Bad Arolsen, Germany The bound ledger with frayed binding contains a list of Jews rounded up in Holland and transported to Nazi death camps. Among the names is "Frank, Annelise M," her date of birth (June 12, 1929), Amsterdam address before she went into hiding (Merwedeplein 37) and the date she was sent to a concentration camp (Sept. 3, 1944).
Frank, Annelise M. is Anne Frank.
Six months later, at age 15, she died an anonymous death, one of some 35,000 casualties of typhus that ravaged the Bergen-Belsen camp. After the war, "The Diary of Anne Frank," written during her 25 months hiding in a tiny apartment with seven others, would become the most widely read book ever written on the Holocaust.
The details about Anne Frank are among the millions of documents held by the International Tracing Service, or ITS, an arm of the International Committee of the Red Cross.
The vast archive contains 16 miles of files in six buildings in a German town. It's the fullest record of Nazi persecutions in existence. The ITS, due to privacy concerns, has kept the files closed for half a century, but the policy is about to change.
In May, after years of pressure from the U.S. and survivors' groups, the 11 countries overseeing the archive agreed to unseal the files for scholars as well as victims and their families.

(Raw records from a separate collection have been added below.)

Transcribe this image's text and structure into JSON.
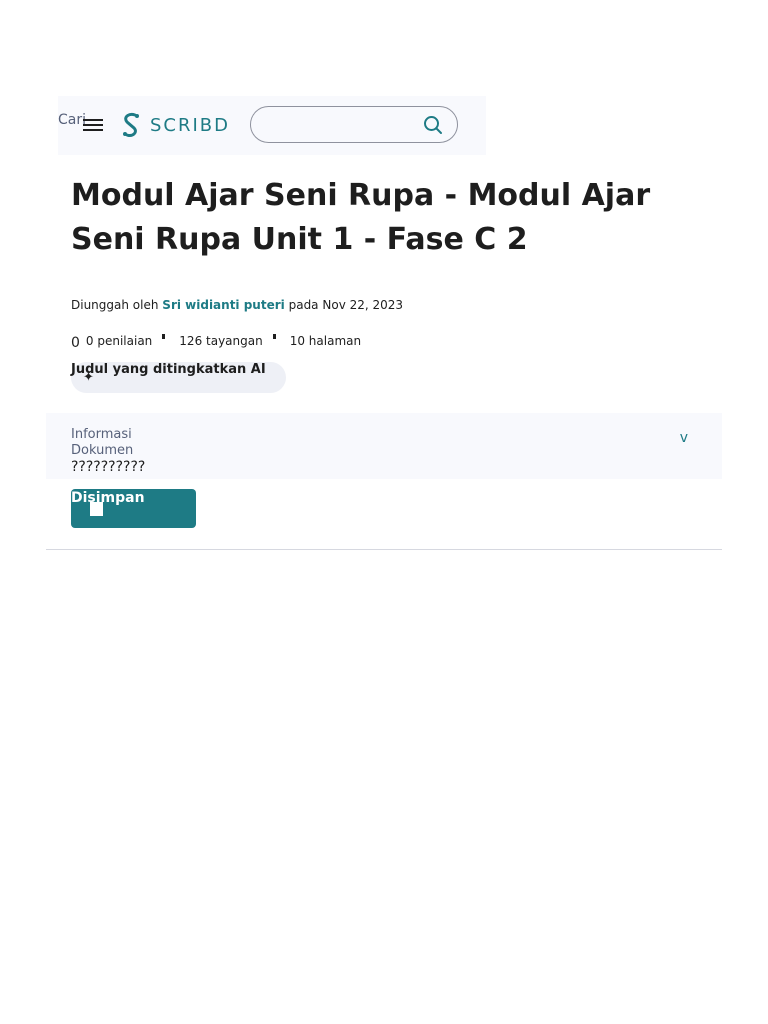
{
  "header": {
    "search_label": "Cari",
    "menu_icon": "hamburger-menu-icon",
    "logo_text": "SCRIBD",
    "search": {
      "value": "",
      "placeholder": ""
    },
    "search_icon": "search-icon"
  },
  "document": {
    "title": "Modul Ajar Seni Rupa - Modul Ajar Seni Rupa Unit 1 - Fase C 2",
    "uploaded_prefix": "Diunggah oleh",
    "uploader": "Sri widianti puteri",
    "date_prefix": "pada",
    "date": "Nov 22, 2023",
    "rating_value": "0",
    "ratings": "0 penilaian",
    "views": "126 tayangan",
    "pages": "10 halaman"
  },
  "ai_title": {
    "label": "Judul yang ditingkatkan AI",
    "icon": "sparkle-icon"
  },
  "info": {
    "title": "Informasi Dokumen",
    "chevron": "v",
    "text": "??????????"
  },
  "save": {
    "label": "Disimpan",
    "icon": "bookmark-icon"
  },
  "colors": {
    "accent": "#1e7b85",
    "header_bg": "#f8f9fd",
    "text": "#1e1e1e"
  }
}
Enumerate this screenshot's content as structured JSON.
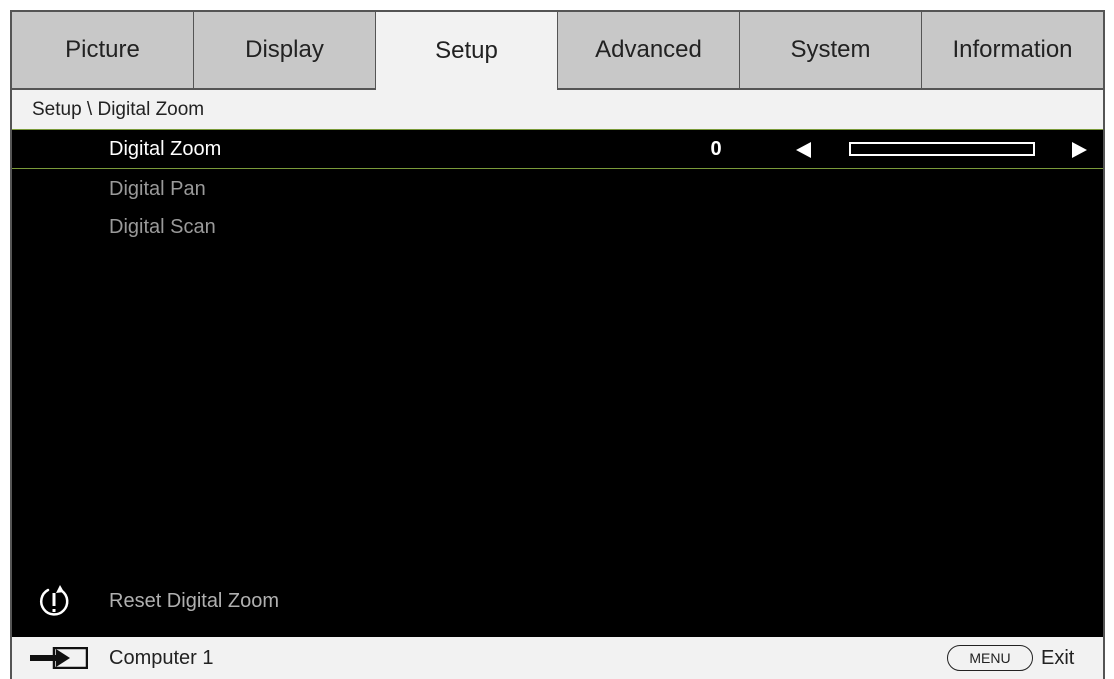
{
  "tabs": [
    {
      "label": "Picture",
      "active": false
    },
    {
      "label": "Display",
      "active": false
    },
    {
      "label": "Setup",
      "active": true
    },
    {
      "label": "Advanced",
      "active": false
    },
    {
      "label": "System",
      "active": false
    },
    {
      "label": "Information",
      "active": false
    }
  ],
  "breadcrumb": "Setup \\ Digital Zoom",
  "menu": {
    "items": [
      {
        "label": "Digital Zoom",
        "value": "0",
        "selected": true,
        "slider_fraction": 0
      },
      {
        "label": "Digital Pan",
        "selected": false
      },
      {
        "label": "Digital Scan",
        "selected": false
      }
    ],
    "reset_label": "Reset Digital Zoom"
  },
  "status": {
    "source": "Computer 1",
    "menu_button": "MENU",
    "exit": "Exit"
  },
  "colors": {
    "panel_bg": "#000000",
    "tab_bg": "#c8c8c8",
    "tab_active_bg": "#f2f2f2",
    "selection_border": "#7a9a3a"
  },
  "icons": {
    "reset": "reset-icon",
    "input_source": "input-source-icon",
    "left_arrow": "left-arrow-icon",
    "right_arrow": "right-arrow-icon"
  }
}
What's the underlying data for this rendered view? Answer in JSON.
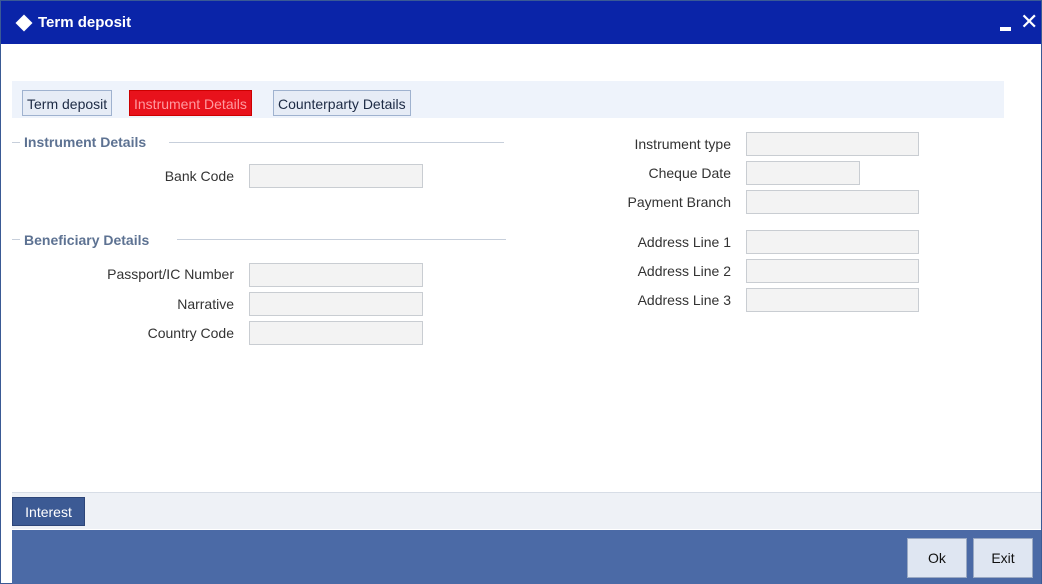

It may take a year or more for the files to open fully. Until then, access is tightly restricted.